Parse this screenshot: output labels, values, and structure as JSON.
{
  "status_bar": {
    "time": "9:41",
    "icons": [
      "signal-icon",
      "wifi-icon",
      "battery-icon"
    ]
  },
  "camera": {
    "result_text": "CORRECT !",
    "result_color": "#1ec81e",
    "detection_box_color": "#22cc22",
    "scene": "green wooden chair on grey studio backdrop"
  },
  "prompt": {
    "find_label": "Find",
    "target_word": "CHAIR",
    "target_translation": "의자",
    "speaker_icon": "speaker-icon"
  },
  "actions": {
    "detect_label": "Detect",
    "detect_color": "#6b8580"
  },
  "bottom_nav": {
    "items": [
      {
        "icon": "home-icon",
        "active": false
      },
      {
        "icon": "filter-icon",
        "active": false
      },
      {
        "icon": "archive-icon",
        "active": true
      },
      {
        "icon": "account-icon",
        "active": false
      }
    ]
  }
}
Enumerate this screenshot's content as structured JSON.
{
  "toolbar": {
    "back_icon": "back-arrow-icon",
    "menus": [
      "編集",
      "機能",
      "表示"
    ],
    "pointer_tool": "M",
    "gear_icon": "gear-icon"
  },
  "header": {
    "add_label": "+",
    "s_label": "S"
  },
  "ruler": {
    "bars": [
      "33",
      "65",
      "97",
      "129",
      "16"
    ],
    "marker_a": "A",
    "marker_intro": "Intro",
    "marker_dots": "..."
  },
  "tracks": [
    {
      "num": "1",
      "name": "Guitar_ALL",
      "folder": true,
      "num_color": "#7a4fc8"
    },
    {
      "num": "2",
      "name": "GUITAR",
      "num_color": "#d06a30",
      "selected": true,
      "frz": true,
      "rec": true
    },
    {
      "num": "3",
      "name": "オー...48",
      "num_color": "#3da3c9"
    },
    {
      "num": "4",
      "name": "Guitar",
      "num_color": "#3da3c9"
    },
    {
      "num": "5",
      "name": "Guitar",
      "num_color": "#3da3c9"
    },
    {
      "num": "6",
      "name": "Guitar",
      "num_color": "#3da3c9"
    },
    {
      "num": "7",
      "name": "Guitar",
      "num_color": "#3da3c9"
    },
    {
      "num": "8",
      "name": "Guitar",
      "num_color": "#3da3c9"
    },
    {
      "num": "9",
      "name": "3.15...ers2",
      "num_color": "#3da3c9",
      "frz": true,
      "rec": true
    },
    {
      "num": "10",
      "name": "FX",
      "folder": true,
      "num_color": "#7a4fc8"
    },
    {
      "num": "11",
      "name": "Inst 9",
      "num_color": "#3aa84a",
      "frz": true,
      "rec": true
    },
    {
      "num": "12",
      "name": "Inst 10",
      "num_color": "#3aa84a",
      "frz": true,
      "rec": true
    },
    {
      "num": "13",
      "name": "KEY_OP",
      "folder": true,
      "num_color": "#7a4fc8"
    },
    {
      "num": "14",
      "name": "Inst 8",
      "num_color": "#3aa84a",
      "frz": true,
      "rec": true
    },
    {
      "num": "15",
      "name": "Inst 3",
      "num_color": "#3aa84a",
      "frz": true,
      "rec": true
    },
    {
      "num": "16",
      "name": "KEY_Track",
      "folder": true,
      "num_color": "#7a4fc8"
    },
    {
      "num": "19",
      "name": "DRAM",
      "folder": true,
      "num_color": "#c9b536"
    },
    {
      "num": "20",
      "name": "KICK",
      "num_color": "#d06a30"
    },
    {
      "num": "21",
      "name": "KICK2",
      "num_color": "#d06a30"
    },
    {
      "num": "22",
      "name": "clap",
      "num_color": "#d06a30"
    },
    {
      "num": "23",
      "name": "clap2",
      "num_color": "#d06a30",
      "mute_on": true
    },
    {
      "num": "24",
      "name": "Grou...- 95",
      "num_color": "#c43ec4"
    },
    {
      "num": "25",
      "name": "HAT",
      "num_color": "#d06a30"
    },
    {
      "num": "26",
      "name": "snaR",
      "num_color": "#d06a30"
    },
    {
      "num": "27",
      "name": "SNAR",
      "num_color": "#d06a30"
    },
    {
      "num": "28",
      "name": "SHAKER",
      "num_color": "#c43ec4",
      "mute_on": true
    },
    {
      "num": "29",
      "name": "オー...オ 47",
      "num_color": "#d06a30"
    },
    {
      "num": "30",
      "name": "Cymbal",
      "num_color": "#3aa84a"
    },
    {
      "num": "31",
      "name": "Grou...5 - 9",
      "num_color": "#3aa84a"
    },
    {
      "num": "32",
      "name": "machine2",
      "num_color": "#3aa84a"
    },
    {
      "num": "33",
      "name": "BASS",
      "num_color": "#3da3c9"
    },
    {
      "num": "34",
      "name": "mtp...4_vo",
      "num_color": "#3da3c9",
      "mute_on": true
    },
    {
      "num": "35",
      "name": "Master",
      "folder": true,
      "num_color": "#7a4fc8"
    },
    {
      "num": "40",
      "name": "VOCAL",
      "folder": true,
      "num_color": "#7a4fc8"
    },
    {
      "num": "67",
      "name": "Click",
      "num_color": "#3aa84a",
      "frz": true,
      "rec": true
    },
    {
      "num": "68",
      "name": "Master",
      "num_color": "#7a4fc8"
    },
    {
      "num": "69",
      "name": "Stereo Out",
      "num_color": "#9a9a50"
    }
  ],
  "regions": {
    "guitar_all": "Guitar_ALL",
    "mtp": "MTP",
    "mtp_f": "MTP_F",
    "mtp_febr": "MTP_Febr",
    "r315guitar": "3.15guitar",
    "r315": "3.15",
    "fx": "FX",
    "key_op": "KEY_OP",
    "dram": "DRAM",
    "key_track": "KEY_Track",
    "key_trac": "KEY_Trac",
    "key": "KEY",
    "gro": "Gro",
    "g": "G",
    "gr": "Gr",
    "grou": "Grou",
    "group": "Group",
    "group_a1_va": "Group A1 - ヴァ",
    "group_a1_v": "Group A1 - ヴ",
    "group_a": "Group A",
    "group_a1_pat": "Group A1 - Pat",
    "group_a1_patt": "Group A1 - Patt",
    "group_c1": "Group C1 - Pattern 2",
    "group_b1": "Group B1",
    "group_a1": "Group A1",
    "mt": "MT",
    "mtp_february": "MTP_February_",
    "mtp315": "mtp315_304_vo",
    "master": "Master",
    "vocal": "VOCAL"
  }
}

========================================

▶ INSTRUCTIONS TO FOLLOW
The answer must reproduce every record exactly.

▶ REPLY TO THE EXERCISE
Parse this screenshot: output labels, values, and structure as JSON.
{
  "status_bar": {
    "time": "9:41",
    "icons": [
      "signal-icon",
      "wifi-icon",
      "battery-icon"
    ]
  },
  "camera": {
    "result_text": "CORRECT !",
    "result_color": "#1ec81e",
    "detection_box_color": "#22cc22",
    "scene": "green wooden chair on grey studio backdrop"
  },
  "prompt": {
    "find_label": "Find",
    "target_word": "CHAIR",
    "target_translation": "의자",
    "speaker_icon": "speaker-icon"
  },
  "actions": {
    "detect_label": "Detect",
    "detect_color": "#6b8580"
  },
  "bottom_nav": {
    "items": [
      {
        "icon": "home-icon",
        "active": false
      },
      {
        "icon": "filter-icon",
        "active": false
      },
      {
        "icon": "archive-icon",
        "active": true
      },
      {
        "icon": "account-icon",
        "active": false
      }
    ]
  }
}
Enumerate this screenshot's content as structured JSON.
{
  "toolbar": {
    "back_icon": "back-arrow-icon",
    "menus": [
      "編集",
      "機能",
      "表示"
    ],
    "pointer_tool": "M",
    "gear_icon": "gear-icon"
  },
  "header": {
    "add_label": "+",
    "s_label": "S"
  },
  "ruler": {
    "bars": [
      "33",
      "65",
      "97",
      "129",
      "16"
    ],
    "marker_a": "A",
    "marker_intro": "Intro",
    "marker_dots": "..."
  },
  "tracks": [
    {
      "num": "1",
      "name": "Guitar_ALL",
      "folder": true,
      "num_color": "#7a4fc8"
    },
    {
      "num": "2",
      "name": "GUITAR",
      "num_color": "#d06a30",
      "selected": true,
      "frz": true,
      "rec": true
    },
    {
      "num": "3",
      "name": "オー...48",
      "num_color": "#3da3c9"
    },
    {
      "num": "4",
      "name": "Guitar",
      "num_color": "#3da3c9"
    },
    {
      "num": "5",
      "name": "Guitar",
      "num_color": "#3da3c9"
    },
    {
      "num": "6",
      "name": "Guitar",
      "num_color": "#3da3c9"
    },
    {
      "num": "7",
      "name": "Guitar",
      "num_color": "#3da3c9"
    },
    {
      "num": "8",
      "name": "Guitar",
      "num_color": "#3da3c9"
    },
    {
      "num": "9",
      "name": "3.15...ers2",
      "num_color": "#3da3c9",
      "frz": true,
      "rec": true
    },
    {
      "num": "10",
      "name": "FX",
      "folder": true,
      "num_color": "#7a4fc8"
    },
    {
      "num": "11",
      "name": "Inst 9",
      "num_color": "#3aa84a",
      "frz": true,
      "rec": true
    },
    {
      "num": "12",
      "name": "Inst 10",
      "num_color": "#3aa84a",
      "frz": true,
      "rec": true
    },
    {
      "num": "13",
      "name": "KEY_OP",
      "folder": true,
      "num_color": "#7a4fc8"
    },
    {
      "num": "14",
      "name": "Inst 8",
      "num_color": "#3aa84a",
      "frz": true,
      "rec": true
    },
    {
      "num": "15",
      "name": "Inst 3",
      "num_color": "#3aa84a",
      "frz": true,
      "rec": true
    },
    {
      "num": "16",
      "name": "KEY_Track",
      "folder": true,
      "num_color": "#7a4fc8"
    },
    {
      "num": "19",
      "name": "DRAM",
      "folder": true,
      "num_color": "#c9b536"
    },
    {
      "num": "20",
      "name": "KICK",
      "num_color": "#d06a30"
    },
    {
      "num": "21",
      "name": "KICK2",
      "num_color": "#d06a30"
    },
    {
      "num": "22",
      "name": "clap",
      "num_color": "#d06a30"
    },
    {
      "num": "23",
      "name": "clap2",
      "num_color": "#d06a30",
      "mute_on": true
    },
    {
      "num": "24",
      "name": "Grou...- 95",
      "num_color": "#c43ec4"
    },
    {
      "num": "25",
      "name": "HAT",
      "num_color": "#d06a30"
    },
    {
      "num": "26",
      "name": "snaR",
      "num_color": "#d06a30"
    },
    {
      "num": "27",
      "name": "SNAR",
      "num_color": "#d06a30"
    },
    {
      "num": "28",
      "name": "SHAKER",
      "num_color": "#c43ec4",
      "mute_on": true
    },
    {
      "num": "29",
      "name": "オー...オ 47",
      "num_color": "#d06a30"
    },
    {
      "num": "30",
      "name": "Cymbal",
      "num_color": "#3aa84a"
    },
    {
      "num": "31",
      "name": "Grou...5 - 9",
      "num_color": "#3aa84a"
    },
    {
      "num": "32",
      "name": "machine2",
      "num_color": "#3aa84a"
    },
    {
      "num": "33",
      "name": "BASS",
      "num_color": "#3da3c9"
    },
    {
      "num": "34",
      "name": "mtp...4_vo",
      "num_color": "#3da3c9",
      "mute_on": true
    },
    {
      "num": "35",
      "name": "Master",
      "folder": true,
      "num_color": "#7a4fc8"
    },
    {
      "num": "40",
      "name": "VOCAL",
      "folder": true,
      "num_color": "#7a4fc8"
    },
    {
      "num": "67",
      "name": "Click",
      "num_color": "#3aa84a",
      "frz": true,
      "rec": true
    },
    {
      "num": "68",
      "name": "Master",
      "num_color": "#7a4fc8"
    },
    {
      "num": "69",
      "name": "Stereo Out",
      "num_color": "#9a9a50"
    }
  ],
  "regions": {
    "guitar_all": "Guitar_ALL",
    "mtp": "MTP",
    "mtp_f": "MTP_F",
    "mtp_febr": "MTP_Febr",
    "r315guitar": "3.15guitar",
    "r315": "3.15",
    "fx": "FX",
    "key_op": "KEY_OP",
    "dram": "DRAM",
    "key_track": "KEY_Track",
    "key_trac": "KEY_Trac",
    "key": "KEY",
    "gro": "Gro",
    "g": "G",
    "gr": "Gr",
    "grou": "Grou",
    "group": "Group",
    "group_a1_va": "Group A1 - ヴァ",
    "group_a1_v": "Group A1 - ヴ",
    "group_a": "Group A",
    "group_a1_pat": "Group A1 - Pat",
    "group_a1_patt": "Group A1 - Patt",
    "group_c1": "Group C1 - Pattern 2",
    "group_b1": "Group B1",
    "group_a1": "Group A1",
    "mt": "MT",
    "mtp_february": "MTP_February_",
    "mtp315": "mtp315_304_vo",
    "master": "Master",
    "vocal": "VOCAL"
  }
}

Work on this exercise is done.